May 24, 2022 12:18 am
(Reuters) - A shortage of medicine caused by an economic crisis in Sri Lanka could soon cause deaths, doctors said, as hospitals are forced to postpone life-saving procedures for their patients because they do not have the necessary drugs.
Sri Lanka imports more than 80% of its medical supplies but with foreign currency reserves running out because of the crisis, essential medications are disappearing from shelves and the healthcare system is close to collapse.
At the 950-bed Apeksha cancer hospital on the outskirts of the commercial capital, Colombo, patients, their loved ones and doctors feel increasingly helpless in the face of the shortages which are forcing the suspension of tests and postponement of procedures including critical surgery.
“It is very bad for cancer patients,” said Dr Roshan Amaratunga.

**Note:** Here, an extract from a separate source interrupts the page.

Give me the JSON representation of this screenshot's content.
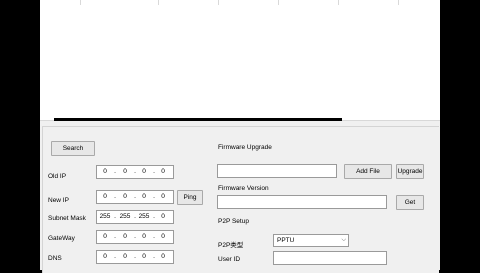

“Sometimes, in the morning we plan for some surgeries (but) we may not be able to do on that particular day ... as (supplies) are not there.”
If the situation does not improve quickly, several patients would be facing a virtual death sentence, he said.

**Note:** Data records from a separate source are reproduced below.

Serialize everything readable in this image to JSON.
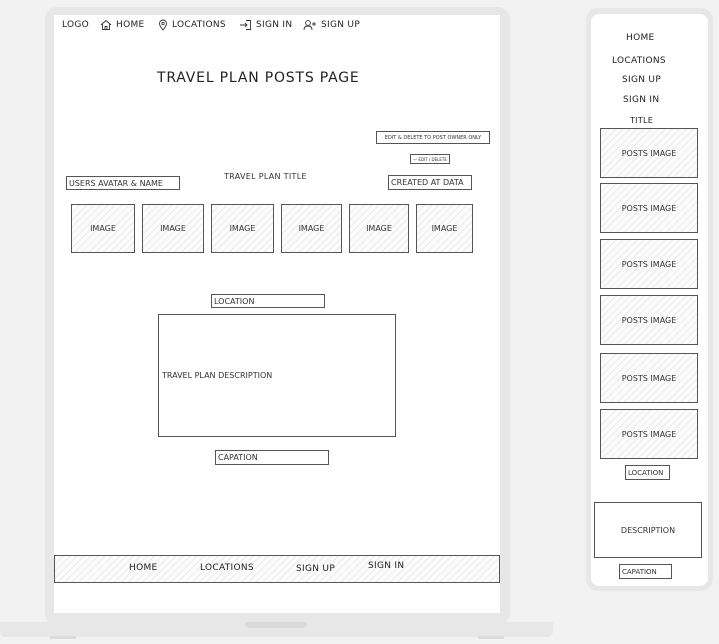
{
  "desktop": {
    "nav": {
      "logo": "LOGO",
      "home": "HOME",
      "locations": "LOCATIONS",
      "sign_in": "SIGN IN",
      "sign_up": "SIGN UP"
    },
    "page_title": "TRAVEL PLAN POSTS PAGE",
    "owner_note": "EDIT & DELETE TO POST OWNER ONLY",
    "edit_delete": "— EDIT / DELETE",
    "avatar_name": "USERS AVATAR & NAME",
    "plan_title": "TRAVEL PLAN TITLE",
    "created_at": "CREATED AT DATA",
    "images": [
      "IMAGE",
      "IMAGE",
      "IMAGE",
      "IMAGE",
      "IMAGE",
      "IMAGE"
    ],
    "location": "LOCATION",
    "description": "TRAVEL PLAN DESCRIPTION",
    "caption": "CAPATION",
    "footer": {
      "home": "HOME",
      "locations": "LOCATIONS",
      "sign_up": "SIGN UP",
      "sign_in": "SIGN IN"
    }
  },
  "mobile": {
    "nav": {
      "home": "HOME",
      "locations": "LOCATIONS",
      "sign_up": "SIGN UP",
      "sign_in": "SIGN IN"
    },
    "title": "TITLE",
    "images": [
      "POSTS IMAGE",
      "POSTS IMAGE",
      "POSTS IMAGE",
      "POSTS IMAGE",
      "POSTS IMAGE",
      "POSTS IMAGE"
    ],
    "location": "LOCATION",
    "description": "DESCRIPTION",
    "caption": "CAPATION"
  }
}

Sri Lanka is grappling with its most devastating economic crisis since independence in 1948, brought about by COVID-19 battering the tourism-reliant economy, rising oil prices, populist tax cuts and a ban on the import of chemical fertilisers, which devastated agriculture.

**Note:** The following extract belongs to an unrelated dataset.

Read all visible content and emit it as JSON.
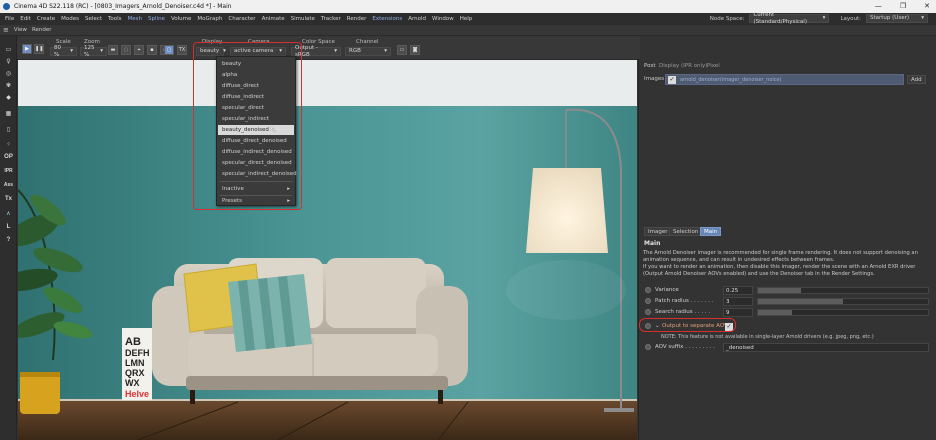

A government official working on procuring medical supplies, said about 180 items were running out, including injections for dialysis patients, medicine for patients who have undergone transplants and certain cancer drugs.
The official, Saman Rathnayake, told Reuters that India, Japan and multilateral donors were helping to provide supplies, but it could take up to four months for items to arrive.
In the meantime, Sri Lanka has called on private donors, both at home and abroad, for help, he said.
Doctors say they are more worried than the patients or their relatives, as they are aware of the gravity of the situation and the consequences.
Referring to the ubiquitous queues for petrol and cooking gas, Dr Vasan Ratnasingam, a spokesman for the Government Medical Officers’ Association, said the consequences for people awaiting treatment were so much more dire.
“If patients are in a queue for drugs, they will lose their lives,” said Ratnasingam.
The mother of Binuli Bimsara, a four-year-old girl being treated for leukaemia, said she and her husband were terrified.
“Earlier, we had at least some hope because we had the medication but now we are living under tremendous fear,” the mother said.
“We are really helpless, our future is really dark when we hear about a shortage of medicines. We don’t have money to take our child abroad for treatment.”
Indian authorities delivered 25 tonnes of medical supplies, along with other aid, on Sunday, officials said.
“At no time has India assisted any other country to this extent ... This is something for which we are deeply grateful,” Sri Lanka’s foreign minister, G.L. Peiris, said at Colombo’s port as he stood by a vessel bringing in thousands of sacks of supplies.
“This is probably the most difficult period that Sri Lanka has had to face since independence.”